Earlier in this month, a computer in Missouri, part of the Great Internet Mersenne Prime Search, discovered the largest known prime number: 274,207,281–1. Actually, the Guardian reports, the number was discovered in September, but nobody noticed until just recently. Anyway, congratulations everyone!
If you're reading this, your chair might feel crowded, because there's 63 percent more of you than there used to be. Or 56 percent, maybe. Who knows? Last week, Quantcast, the web-traffic-monitoring service whose numbers are the basis for Gawker's editorial decisions, announced in a vaguely worded blog post that it had performed "a major measurement update" for "even greater measurement accuracy."
Did you know President Obama was going to win last night? If you read Nate Silver, the New York Times political blogger and statistical geek, you did. If you don't read Silver, though, you're probably wondering who the hell he is and why everyone is talking about him. Don't worry. We're here to help.

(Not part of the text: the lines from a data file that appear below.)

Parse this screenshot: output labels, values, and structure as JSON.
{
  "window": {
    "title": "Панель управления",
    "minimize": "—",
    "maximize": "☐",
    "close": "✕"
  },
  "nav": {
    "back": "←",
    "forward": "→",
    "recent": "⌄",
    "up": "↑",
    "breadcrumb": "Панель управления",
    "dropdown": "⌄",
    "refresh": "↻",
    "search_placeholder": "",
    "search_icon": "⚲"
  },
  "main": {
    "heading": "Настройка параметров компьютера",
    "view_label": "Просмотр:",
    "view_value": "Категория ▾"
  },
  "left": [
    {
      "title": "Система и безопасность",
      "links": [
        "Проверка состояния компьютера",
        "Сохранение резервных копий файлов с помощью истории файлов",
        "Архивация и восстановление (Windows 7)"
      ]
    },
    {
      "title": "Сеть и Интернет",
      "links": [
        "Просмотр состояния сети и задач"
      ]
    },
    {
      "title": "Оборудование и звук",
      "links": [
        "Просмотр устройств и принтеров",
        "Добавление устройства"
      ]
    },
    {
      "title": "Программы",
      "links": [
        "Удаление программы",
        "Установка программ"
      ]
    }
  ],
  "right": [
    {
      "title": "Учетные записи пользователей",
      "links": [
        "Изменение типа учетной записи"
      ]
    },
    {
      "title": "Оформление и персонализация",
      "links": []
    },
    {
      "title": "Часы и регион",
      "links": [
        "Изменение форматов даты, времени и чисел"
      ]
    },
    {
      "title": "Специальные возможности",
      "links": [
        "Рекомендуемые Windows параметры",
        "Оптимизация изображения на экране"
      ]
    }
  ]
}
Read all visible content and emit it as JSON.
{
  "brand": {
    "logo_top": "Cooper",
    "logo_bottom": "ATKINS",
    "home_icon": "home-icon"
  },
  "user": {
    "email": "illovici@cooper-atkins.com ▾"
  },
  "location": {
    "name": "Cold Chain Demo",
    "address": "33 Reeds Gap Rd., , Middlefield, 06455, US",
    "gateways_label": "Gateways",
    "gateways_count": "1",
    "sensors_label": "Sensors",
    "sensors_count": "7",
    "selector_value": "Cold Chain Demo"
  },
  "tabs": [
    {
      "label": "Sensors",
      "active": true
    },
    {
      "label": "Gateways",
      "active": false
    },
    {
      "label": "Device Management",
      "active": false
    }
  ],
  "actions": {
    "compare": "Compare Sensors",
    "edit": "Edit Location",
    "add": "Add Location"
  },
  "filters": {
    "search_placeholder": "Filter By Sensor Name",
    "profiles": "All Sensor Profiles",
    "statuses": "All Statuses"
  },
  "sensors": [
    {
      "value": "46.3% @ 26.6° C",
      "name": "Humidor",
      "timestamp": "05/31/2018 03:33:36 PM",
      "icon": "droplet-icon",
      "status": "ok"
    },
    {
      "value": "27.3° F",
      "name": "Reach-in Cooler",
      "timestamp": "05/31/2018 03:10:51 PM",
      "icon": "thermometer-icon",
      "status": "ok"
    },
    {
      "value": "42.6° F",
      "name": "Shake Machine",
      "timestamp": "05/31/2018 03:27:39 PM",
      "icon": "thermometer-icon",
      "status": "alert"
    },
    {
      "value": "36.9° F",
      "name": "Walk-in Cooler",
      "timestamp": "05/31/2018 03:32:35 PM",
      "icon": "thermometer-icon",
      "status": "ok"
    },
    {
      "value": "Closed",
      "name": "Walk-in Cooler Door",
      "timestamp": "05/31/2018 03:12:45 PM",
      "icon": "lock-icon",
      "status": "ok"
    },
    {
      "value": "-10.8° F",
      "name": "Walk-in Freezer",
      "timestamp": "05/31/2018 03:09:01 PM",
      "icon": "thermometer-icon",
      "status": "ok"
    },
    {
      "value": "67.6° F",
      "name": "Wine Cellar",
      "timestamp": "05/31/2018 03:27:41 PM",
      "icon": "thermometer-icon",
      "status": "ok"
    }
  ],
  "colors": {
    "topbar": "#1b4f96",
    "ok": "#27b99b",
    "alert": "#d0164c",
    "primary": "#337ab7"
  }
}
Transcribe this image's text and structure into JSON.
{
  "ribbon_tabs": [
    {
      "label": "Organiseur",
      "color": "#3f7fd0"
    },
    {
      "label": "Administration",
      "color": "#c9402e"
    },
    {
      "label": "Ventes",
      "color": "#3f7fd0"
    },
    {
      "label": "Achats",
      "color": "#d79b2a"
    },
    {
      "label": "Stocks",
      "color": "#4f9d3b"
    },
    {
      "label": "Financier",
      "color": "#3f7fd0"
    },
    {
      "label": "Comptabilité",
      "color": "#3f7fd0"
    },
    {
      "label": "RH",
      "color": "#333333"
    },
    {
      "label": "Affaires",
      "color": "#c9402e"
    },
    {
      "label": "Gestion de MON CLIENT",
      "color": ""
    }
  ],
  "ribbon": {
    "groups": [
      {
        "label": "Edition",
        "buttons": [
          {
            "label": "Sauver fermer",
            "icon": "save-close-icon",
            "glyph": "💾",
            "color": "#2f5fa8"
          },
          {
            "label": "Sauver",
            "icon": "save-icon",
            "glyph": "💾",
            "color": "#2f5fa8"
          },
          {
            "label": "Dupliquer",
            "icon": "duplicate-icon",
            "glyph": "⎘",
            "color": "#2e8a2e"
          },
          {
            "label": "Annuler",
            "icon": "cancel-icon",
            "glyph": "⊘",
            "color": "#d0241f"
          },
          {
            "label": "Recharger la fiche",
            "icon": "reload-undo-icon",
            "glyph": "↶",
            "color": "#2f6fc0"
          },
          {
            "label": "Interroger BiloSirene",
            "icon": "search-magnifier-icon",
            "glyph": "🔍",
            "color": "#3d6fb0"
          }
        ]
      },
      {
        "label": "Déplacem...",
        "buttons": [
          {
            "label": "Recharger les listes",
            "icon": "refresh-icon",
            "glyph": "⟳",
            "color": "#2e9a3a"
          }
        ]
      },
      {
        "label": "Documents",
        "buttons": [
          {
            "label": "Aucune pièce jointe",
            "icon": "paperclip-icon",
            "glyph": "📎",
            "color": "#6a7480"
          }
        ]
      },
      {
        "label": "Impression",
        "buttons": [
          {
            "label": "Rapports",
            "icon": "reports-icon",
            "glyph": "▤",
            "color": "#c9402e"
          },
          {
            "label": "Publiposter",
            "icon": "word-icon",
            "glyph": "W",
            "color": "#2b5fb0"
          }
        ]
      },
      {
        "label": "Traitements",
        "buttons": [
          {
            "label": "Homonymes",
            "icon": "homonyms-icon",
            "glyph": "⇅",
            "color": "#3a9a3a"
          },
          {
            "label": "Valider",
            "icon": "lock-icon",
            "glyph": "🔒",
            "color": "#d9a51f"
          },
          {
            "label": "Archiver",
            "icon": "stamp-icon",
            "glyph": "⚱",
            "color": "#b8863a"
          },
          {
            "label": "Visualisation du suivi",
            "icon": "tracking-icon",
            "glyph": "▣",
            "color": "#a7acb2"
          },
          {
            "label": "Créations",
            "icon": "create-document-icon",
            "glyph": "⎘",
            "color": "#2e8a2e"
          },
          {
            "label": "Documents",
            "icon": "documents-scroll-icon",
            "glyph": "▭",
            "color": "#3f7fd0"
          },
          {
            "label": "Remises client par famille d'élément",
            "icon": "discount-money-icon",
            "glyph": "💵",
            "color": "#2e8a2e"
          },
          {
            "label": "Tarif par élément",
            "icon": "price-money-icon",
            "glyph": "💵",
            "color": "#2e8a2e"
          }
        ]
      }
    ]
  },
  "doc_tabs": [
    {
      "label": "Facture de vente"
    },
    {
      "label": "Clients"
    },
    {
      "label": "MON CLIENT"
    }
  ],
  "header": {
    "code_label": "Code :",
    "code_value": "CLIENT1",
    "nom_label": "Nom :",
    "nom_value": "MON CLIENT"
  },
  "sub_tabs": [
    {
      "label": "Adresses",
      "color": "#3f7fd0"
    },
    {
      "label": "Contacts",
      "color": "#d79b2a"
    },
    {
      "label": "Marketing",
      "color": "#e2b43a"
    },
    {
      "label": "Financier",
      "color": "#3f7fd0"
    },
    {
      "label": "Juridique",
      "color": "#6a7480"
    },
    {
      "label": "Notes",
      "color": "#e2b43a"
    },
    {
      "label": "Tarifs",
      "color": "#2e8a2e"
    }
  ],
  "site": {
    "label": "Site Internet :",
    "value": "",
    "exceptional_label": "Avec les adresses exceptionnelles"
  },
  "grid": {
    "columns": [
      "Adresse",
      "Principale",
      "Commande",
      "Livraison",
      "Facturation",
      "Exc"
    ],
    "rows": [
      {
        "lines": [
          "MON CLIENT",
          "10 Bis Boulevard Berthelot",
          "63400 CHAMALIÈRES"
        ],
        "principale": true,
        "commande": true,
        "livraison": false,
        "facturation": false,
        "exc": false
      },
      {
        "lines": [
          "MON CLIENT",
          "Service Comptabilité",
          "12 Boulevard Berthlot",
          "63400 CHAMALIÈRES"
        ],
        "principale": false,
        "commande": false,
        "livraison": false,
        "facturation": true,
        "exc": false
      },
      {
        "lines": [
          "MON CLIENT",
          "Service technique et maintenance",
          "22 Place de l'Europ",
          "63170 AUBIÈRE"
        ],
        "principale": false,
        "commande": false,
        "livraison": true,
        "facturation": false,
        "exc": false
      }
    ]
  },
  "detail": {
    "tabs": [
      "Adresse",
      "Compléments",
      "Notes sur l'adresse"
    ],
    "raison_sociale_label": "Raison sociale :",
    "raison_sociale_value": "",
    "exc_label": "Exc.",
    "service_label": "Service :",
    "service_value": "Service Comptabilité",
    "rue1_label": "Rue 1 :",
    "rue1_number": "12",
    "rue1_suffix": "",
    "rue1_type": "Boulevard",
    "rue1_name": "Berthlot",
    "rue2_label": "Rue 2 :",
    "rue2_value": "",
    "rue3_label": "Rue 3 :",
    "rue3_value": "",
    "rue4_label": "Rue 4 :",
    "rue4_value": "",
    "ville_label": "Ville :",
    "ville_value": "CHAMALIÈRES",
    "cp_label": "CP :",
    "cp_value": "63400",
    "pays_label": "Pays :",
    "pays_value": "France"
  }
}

Number-talkin' scientists report that Americans can speak English and count to ten, but not at the same time. A study shows that our brains perceive the vowel sounds in "two" to represent something large, while the vowel sounds in "three" represent something small (in our brains, still). So people estimated that a $3 item marked down to $2.22 was actually more expensive than a $3 item marked down to $2.33.